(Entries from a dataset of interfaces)
• • •

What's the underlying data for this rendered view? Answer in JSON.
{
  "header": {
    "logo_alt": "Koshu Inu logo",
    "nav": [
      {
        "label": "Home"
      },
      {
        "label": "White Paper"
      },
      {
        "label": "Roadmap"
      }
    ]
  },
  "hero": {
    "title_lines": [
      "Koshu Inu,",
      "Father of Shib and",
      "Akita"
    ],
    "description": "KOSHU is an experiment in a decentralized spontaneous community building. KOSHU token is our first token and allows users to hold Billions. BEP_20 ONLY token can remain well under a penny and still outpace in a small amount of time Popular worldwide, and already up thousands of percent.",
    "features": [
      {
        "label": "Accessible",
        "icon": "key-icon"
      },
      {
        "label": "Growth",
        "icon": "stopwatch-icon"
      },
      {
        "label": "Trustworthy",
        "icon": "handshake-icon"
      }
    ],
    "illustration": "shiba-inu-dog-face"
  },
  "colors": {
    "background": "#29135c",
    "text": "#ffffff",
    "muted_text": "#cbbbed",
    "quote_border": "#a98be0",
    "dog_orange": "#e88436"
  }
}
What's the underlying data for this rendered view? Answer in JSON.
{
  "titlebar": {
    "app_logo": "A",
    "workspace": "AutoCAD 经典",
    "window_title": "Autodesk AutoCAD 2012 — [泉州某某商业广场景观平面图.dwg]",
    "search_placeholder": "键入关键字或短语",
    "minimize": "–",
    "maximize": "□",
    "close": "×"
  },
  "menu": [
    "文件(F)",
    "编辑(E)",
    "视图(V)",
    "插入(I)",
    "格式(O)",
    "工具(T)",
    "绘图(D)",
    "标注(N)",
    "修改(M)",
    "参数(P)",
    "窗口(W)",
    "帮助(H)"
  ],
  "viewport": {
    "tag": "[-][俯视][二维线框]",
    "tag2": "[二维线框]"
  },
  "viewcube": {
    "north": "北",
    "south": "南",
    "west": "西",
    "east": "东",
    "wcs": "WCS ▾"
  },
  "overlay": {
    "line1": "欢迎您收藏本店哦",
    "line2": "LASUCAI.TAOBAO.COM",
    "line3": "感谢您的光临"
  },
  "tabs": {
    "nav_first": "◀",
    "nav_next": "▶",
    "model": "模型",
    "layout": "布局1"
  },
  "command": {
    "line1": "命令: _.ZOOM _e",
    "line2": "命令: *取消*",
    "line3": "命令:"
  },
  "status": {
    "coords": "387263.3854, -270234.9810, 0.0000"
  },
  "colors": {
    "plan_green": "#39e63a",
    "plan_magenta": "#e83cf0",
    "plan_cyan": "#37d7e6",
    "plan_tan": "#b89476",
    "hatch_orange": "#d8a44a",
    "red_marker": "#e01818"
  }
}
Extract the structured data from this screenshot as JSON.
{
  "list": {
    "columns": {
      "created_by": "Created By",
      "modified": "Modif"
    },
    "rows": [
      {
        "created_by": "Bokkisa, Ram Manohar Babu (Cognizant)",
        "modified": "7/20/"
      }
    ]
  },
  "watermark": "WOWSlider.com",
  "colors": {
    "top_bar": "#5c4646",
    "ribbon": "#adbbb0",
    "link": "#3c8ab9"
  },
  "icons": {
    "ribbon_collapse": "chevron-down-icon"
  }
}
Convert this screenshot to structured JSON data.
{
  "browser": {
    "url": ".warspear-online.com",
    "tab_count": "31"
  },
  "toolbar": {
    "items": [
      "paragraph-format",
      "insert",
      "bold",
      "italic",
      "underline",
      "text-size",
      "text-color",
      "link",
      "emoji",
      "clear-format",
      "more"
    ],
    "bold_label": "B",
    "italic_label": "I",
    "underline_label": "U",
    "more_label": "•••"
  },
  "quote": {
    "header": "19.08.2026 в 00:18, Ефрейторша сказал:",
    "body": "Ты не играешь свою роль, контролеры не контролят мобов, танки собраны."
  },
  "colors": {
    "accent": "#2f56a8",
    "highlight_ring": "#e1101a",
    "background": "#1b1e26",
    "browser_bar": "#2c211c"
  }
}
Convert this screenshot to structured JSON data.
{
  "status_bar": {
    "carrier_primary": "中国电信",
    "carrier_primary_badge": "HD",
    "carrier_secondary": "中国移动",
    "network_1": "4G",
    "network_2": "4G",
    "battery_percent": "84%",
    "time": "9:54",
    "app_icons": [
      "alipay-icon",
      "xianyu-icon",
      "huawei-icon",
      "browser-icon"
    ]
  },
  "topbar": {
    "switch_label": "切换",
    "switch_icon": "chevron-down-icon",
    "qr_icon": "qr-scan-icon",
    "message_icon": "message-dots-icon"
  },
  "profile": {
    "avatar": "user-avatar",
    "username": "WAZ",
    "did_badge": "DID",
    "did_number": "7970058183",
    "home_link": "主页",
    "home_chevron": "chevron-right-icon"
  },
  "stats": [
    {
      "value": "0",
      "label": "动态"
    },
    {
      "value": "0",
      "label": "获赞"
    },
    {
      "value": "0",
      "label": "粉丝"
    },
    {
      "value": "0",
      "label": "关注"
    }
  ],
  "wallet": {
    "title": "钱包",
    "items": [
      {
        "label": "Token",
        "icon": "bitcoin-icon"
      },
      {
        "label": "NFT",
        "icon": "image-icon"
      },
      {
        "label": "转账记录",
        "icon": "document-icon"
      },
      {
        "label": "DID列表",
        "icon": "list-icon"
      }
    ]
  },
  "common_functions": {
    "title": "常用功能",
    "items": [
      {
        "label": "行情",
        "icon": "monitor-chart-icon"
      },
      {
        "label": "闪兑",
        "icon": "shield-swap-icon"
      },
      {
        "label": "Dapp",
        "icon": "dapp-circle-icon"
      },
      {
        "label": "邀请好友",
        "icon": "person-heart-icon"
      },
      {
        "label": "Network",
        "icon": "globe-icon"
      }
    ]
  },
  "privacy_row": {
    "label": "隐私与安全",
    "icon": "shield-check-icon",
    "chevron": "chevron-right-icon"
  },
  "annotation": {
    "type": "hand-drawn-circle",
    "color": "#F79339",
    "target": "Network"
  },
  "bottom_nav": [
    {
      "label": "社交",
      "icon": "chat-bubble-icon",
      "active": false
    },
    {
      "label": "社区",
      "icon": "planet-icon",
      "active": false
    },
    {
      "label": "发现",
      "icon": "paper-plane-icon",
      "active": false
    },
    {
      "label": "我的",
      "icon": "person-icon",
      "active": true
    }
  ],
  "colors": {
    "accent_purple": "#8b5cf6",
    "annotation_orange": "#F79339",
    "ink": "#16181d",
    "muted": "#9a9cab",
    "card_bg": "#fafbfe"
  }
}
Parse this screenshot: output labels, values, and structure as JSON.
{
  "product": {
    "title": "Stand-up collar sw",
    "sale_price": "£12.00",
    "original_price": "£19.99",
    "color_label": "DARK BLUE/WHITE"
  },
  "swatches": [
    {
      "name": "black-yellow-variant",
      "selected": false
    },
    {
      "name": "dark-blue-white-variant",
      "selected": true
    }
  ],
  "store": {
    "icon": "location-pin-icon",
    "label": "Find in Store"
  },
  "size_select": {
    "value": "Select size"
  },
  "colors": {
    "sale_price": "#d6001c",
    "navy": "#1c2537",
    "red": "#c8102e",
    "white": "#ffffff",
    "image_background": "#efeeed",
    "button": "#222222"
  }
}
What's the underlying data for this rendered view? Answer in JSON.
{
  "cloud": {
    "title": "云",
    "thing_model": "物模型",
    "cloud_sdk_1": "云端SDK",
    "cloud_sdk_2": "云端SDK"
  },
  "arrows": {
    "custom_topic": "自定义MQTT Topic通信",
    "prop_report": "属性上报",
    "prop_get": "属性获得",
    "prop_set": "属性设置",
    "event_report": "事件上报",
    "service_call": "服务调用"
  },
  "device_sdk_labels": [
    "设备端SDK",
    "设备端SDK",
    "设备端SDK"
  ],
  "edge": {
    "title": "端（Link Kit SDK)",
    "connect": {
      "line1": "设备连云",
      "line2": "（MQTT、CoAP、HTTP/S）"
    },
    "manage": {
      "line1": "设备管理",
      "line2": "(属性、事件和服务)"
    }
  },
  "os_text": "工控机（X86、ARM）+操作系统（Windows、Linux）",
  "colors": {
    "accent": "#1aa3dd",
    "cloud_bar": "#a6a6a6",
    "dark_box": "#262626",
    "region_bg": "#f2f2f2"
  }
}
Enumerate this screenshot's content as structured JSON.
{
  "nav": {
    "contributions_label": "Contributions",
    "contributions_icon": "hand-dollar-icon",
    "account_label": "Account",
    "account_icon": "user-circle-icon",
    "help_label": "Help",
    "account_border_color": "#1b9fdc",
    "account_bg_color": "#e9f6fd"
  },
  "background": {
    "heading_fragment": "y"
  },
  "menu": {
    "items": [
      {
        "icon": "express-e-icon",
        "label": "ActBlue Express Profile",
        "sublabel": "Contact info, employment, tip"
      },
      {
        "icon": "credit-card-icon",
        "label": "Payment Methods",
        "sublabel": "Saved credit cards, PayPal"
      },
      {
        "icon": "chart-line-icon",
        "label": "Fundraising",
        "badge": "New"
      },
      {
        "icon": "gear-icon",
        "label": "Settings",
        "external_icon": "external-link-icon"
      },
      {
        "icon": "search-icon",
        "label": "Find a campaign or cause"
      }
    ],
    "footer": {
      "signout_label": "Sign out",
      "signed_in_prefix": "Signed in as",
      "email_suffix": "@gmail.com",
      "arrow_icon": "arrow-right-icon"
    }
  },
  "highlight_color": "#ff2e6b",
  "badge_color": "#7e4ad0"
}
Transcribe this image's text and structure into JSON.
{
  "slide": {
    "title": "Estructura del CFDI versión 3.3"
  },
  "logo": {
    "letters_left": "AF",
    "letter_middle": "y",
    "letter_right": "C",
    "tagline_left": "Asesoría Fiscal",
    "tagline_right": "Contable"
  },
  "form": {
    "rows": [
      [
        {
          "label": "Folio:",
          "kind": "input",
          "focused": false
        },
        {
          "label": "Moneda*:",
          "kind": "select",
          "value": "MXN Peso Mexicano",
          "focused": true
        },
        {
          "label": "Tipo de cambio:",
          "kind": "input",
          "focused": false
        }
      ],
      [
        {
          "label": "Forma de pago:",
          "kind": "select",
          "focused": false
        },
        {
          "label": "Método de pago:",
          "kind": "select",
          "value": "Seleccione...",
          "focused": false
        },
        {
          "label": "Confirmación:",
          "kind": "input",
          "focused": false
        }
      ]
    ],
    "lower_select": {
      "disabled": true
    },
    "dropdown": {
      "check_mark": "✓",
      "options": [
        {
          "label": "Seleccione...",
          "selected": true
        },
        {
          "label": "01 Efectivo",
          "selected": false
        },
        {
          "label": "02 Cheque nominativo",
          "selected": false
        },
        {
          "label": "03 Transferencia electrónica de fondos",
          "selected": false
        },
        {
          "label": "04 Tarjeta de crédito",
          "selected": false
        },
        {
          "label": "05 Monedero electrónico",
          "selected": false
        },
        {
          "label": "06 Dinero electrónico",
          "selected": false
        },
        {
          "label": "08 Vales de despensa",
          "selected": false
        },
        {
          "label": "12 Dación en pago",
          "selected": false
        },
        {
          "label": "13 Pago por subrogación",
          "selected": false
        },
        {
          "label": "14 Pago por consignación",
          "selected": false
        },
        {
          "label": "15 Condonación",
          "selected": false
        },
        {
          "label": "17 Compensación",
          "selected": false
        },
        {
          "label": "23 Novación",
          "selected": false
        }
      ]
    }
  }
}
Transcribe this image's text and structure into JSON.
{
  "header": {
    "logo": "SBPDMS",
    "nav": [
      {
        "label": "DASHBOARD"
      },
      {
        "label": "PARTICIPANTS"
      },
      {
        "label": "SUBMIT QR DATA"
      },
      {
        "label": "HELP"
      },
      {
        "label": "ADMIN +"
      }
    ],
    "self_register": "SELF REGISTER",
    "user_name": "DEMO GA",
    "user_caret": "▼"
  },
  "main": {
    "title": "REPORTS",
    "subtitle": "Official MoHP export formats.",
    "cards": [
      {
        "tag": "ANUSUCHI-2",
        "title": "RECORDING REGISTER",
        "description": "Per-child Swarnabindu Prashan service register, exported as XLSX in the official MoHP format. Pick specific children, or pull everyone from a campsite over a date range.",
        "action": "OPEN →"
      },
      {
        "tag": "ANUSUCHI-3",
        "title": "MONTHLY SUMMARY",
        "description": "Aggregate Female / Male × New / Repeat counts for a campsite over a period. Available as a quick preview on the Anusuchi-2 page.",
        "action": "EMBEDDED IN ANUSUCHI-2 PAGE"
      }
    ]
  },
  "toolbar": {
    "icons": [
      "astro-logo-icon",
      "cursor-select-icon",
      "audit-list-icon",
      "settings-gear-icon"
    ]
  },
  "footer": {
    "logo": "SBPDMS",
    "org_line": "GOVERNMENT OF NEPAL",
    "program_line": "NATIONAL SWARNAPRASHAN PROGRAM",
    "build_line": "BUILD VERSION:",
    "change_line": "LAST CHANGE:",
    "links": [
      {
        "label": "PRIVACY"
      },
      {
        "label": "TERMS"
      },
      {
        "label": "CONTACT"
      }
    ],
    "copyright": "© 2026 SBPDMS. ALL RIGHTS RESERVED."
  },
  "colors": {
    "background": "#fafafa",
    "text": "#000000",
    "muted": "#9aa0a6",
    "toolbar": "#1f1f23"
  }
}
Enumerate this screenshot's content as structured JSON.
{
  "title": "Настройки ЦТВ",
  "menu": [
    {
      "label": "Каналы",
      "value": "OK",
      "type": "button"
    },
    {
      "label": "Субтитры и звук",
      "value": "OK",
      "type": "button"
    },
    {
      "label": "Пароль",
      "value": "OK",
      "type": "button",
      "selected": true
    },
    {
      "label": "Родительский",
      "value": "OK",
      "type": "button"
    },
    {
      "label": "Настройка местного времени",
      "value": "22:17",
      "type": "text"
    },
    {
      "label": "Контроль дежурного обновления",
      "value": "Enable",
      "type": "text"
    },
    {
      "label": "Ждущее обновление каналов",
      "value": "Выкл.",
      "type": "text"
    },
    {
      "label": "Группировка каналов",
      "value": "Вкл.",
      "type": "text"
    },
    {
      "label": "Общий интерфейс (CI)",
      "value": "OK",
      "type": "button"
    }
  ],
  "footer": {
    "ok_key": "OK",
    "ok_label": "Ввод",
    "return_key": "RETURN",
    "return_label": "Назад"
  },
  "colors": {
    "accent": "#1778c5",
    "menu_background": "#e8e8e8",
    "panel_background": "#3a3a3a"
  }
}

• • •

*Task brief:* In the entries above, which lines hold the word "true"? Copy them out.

*Solution to the exercise:*
      "active": true
      "selected": true
          "focused": true
      "disabled": true
          "selected": true
      "selected": true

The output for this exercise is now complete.